__GIVEN ENTRIES__:
::::::

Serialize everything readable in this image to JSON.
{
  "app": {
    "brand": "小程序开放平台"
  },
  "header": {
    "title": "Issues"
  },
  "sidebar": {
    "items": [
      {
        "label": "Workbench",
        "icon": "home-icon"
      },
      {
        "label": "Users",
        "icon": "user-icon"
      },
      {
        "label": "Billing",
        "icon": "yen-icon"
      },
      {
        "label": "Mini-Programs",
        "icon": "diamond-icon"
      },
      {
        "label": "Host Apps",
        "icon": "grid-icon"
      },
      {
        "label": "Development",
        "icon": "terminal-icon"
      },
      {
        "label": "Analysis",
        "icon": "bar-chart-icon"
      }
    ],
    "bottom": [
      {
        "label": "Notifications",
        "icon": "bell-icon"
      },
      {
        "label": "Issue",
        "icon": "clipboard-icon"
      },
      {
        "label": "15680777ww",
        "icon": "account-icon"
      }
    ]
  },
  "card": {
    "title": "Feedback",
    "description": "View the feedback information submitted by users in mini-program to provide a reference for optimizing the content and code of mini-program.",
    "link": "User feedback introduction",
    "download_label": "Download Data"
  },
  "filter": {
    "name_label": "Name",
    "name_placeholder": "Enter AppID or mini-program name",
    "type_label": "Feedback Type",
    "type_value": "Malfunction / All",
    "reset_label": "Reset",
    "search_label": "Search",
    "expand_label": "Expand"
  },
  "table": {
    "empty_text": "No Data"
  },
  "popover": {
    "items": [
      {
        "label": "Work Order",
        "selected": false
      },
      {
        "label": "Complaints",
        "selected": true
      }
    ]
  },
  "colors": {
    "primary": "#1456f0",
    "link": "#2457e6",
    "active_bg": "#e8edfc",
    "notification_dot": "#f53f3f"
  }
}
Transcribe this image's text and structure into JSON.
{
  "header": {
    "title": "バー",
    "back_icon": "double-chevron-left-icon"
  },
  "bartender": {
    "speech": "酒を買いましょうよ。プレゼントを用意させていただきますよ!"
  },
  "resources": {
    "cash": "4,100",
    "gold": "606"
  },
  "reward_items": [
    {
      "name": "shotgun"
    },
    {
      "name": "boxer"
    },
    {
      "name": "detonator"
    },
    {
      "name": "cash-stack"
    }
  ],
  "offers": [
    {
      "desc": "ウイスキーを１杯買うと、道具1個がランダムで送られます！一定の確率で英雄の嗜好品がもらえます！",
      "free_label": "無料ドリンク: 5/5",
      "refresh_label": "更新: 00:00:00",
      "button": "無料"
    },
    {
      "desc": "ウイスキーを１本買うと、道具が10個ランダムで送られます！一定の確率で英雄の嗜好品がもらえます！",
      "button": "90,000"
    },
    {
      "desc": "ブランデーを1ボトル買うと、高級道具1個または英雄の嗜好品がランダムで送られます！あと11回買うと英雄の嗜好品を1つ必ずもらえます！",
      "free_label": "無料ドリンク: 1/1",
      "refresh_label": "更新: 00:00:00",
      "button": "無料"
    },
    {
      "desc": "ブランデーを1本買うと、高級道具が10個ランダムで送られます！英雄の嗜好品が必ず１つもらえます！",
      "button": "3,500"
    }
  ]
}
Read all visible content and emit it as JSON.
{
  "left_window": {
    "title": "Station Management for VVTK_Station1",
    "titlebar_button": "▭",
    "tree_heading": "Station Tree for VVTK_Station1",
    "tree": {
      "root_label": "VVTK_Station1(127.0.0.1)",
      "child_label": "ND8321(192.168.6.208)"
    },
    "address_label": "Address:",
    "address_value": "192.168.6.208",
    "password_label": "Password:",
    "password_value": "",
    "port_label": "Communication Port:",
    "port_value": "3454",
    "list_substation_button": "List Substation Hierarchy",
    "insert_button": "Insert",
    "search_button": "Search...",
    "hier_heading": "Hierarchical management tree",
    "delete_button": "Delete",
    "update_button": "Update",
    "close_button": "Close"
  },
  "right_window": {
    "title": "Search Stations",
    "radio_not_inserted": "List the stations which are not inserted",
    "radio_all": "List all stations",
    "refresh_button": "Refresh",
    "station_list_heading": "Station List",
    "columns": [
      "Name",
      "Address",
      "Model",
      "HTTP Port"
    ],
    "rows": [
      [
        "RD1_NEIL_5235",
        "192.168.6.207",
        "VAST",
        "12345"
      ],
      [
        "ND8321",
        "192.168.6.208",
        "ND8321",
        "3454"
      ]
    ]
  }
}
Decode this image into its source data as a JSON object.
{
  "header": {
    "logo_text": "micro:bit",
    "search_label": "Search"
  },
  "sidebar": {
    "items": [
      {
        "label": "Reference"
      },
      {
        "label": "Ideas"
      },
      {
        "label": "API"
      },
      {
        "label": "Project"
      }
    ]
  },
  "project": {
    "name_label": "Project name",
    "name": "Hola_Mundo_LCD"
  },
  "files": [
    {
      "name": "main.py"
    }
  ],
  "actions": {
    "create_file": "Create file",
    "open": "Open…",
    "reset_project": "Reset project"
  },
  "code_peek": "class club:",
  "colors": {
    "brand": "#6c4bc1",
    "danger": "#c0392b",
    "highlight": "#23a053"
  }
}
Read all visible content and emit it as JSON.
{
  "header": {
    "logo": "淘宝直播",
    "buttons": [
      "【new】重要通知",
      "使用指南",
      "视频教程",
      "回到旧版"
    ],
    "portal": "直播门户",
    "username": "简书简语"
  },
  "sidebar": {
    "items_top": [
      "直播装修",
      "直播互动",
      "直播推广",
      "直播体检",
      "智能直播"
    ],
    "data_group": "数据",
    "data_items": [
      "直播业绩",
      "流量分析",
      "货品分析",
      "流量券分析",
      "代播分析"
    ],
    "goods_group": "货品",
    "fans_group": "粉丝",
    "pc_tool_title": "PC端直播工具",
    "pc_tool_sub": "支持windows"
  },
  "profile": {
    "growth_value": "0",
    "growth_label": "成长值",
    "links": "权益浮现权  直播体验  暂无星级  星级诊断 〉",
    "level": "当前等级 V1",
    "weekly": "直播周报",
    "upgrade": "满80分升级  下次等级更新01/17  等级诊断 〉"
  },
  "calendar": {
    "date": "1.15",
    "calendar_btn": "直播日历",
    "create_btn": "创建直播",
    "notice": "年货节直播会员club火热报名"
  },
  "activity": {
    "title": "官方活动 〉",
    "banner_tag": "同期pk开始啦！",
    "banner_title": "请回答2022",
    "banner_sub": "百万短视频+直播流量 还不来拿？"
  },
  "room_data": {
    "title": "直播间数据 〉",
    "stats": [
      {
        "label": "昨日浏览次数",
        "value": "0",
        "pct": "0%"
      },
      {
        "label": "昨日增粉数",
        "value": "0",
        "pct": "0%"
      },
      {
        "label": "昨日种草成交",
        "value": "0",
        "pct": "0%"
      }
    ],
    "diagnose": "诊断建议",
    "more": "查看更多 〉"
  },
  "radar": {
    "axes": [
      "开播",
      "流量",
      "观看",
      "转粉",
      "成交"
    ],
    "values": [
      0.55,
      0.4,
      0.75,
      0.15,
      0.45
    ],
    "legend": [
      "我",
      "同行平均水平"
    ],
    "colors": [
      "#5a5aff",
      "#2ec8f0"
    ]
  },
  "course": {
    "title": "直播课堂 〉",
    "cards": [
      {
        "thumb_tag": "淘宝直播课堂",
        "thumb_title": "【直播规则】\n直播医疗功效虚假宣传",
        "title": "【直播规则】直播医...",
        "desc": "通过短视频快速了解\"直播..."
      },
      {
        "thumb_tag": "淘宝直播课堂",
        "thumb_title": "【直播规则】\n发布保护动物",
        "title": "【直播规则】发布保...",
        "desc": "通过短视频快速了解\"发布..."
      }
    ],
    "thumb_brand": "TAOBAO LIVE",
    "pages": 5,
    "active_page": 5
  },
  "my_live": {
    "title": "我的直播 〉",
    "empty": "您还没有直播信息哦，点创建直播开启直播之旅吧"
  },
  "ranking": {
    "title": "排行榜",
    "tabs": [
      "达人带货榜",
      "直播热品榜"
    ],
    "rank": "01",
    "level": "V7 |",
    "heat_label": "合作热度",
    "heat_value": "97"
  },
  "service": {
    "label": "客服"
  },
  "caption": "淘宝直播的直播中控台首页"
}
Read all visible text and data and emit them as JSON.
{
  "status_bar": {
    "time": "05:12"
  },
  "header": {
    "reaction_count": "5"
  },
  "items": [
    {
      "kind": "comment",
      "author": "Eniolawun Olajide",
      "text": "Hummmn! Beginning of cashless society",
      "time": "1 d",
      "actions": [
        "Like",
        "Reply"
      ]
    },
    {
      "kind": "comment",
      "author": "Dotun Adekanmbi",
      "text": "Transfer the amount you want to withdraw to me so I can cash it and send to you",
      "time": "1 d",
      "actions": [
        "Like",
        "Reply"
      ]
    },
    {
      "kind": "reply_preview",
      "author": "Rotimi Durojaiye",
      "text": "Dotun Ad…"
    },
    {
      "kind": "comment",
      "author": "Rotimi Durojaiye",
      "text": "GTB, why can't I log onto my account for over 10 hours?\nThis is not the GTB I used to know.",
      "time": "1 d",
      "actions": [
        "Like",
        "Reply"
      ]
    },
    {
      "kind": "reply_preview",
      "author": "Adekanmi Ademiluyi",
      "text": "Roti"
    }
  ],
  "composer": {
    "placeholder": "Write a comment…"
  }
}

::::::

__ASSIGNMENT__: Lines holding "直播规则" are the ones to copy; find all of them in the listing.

__RESPONSE AREA__:
        "thumb_title": "【直播规则】\n直播医疗功效虚假宣传",
        "title": "【直播规则】直播医...",
        "thumb_title": "【直播规则】\n发布保护动物",
        "title": "【直播规则】发布保...",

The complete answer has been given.